In an attempt to bolster income tax repeal efforts in states like Oklahoma, Kansas, and Missouri, supply-side economist Arthur Laffer recently teamed up with an Oklahoma-based group to perform an analysis that predicts huge economic gains as a result of cutting state personal income taxes. A new report from the Institute on Taxation and Economic Policy (ITEP) shows, however, that the analysis is fundamentally flawed.
Bear with us as we guide you through a few methodological weeds.
At issue here is what’s called a regression analysis – a statistical tool used to explain the relationship between one set of variables and another. In this case, Laffer has attempted to explain how state income tax rates affect economic growth, and, according to Laffer’s regression, the effect is enormous. He shows an inverse relationship between taxes and growth. That is, the lower the tax rates, the greater the economic growth. Repealing Oklahoma’s income tax, he therefore predicts, will more than double the rate of personal income growth and state GDP growth, and create 312,000 jobs in the process.
If this sounds too good to be true, that’s because it is.
As ITEP’s new report explains, Laffer performs a data sleight of hand to produce his result.

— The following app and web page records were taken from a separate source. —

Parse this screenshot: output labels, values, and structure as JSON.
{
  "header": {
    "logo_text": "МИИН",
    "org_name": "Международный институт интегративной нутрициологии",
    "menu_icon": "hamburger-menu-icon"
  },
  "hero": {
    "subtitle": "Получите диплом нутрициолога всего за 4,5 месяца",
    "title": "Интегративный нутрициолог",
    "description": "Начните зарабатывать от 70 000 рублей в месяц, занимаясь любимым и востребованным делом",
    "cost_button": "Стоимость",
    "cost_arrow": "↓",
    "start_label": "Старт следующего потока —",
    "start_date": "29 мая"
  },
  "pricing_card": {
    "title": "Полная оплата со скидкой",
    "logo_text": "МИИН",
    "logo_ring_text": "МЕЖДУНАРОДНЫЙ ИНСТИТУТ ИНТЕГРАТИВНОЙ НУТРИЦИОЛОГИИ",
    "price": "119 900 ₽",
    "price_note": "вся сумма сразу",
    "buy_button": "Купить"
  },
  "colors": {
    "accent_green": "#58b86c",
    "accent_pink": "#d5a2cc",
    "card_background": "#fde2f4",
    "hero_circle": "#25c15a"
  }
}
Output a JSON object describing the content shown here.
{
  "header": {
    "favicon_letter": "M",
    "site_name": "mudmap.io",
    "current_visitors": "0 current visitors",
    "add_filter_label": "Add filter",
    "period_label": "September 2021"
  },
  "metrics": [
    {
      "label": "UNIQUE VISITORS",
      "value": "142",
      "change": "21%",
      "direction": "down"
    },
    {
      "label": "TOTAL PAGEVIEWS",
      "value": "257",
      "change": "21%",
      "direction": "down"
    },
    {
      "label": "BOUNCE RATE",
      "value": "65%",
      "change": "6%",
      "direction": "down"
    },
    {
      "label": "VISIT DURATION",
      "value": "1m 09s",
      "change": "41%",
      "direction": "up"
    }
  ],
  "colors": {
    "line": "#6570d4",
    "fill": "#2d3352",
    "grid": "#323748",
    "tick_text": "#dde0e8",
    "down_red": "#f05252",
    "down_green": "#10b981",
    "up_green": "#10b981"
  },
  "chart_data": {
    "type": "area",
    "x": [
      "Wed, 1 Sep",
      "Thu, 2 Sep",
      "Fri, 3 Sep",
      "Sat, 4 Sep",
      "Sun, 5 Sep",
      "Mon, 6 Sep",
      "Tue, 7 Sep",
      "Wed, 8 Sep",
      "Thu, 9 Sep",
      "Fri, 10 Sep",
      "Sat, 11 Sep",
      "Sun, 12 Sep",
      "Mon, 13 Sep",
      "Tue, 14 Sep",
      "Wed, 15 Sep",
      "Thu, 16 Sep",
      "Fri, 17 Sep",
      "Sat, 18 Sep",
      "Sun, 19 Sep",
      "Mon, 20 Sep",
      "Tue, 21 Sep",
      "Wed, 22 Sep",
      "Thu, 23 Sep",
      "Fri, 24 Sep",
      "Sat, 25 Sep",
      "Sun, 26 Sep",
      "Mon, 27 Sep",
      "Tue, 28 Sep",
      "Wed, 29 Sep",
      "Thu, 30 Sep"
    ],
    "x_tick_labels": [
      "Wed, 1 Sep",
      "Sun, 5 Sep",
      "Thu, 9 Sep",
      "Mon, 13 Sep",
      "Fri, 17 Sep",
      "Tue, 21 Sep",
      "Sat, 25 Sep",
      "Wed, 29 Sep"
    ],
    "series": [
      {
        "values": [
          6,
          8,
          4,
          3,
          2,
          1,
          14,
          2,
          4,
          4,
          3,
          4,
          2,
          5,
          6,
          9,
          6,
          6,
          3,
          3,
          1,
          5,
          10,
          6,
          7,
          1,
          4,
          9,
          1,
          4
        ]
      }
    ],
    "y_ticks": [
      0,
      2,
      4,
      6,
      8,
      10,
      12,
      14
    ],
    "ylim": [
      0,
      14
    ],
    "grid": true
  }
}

He includes federal tax rates in an analysis supposedly aimed at explaining a state tax system. And as it turns out, this decision hugely distorts the results. It allows him to include in his overall “tax rate” figures the Bush tax cuts – which caused a 4.1 percent drop in the top federal tax rate. At the same time, his measure of economic growth just happens to be taken from the early 2000’s, when the country was climbing out of the post 9/11 recession. That is, the economic growth indicators were improving just as the Bush tax cuts were going into effect.
Laffer essentially creates a bogus measure (federal and state tax rates combined) and maps it onto an exceptional moment in economic history. This allows him to create the illusion that cuts in state tax rates between 2001 and 2003 fueled economic growth later in the decade. If the analysis is refocused on just state tax rates, the findings fall apart entirely, as the regression no longer shows any relationship between state tax rates and economic growth.
But Laffer’s analysis is plagued by more problems than these. Also notable, as covered in an earlier report from ITEP, is its complete failure to measure the impact of other factors, from sunshine to oil production, that contribute to state economic growth. The flaws in Laffer’s analysis are so fundamental that its findings cannot be taken seriously.
ITEP’s two companion critiques of why Arthur Laffer’s analysis should not be trusted can be found here.
Photo of Art Laffer via Republican Conference Creative Commons Attribution License 2.0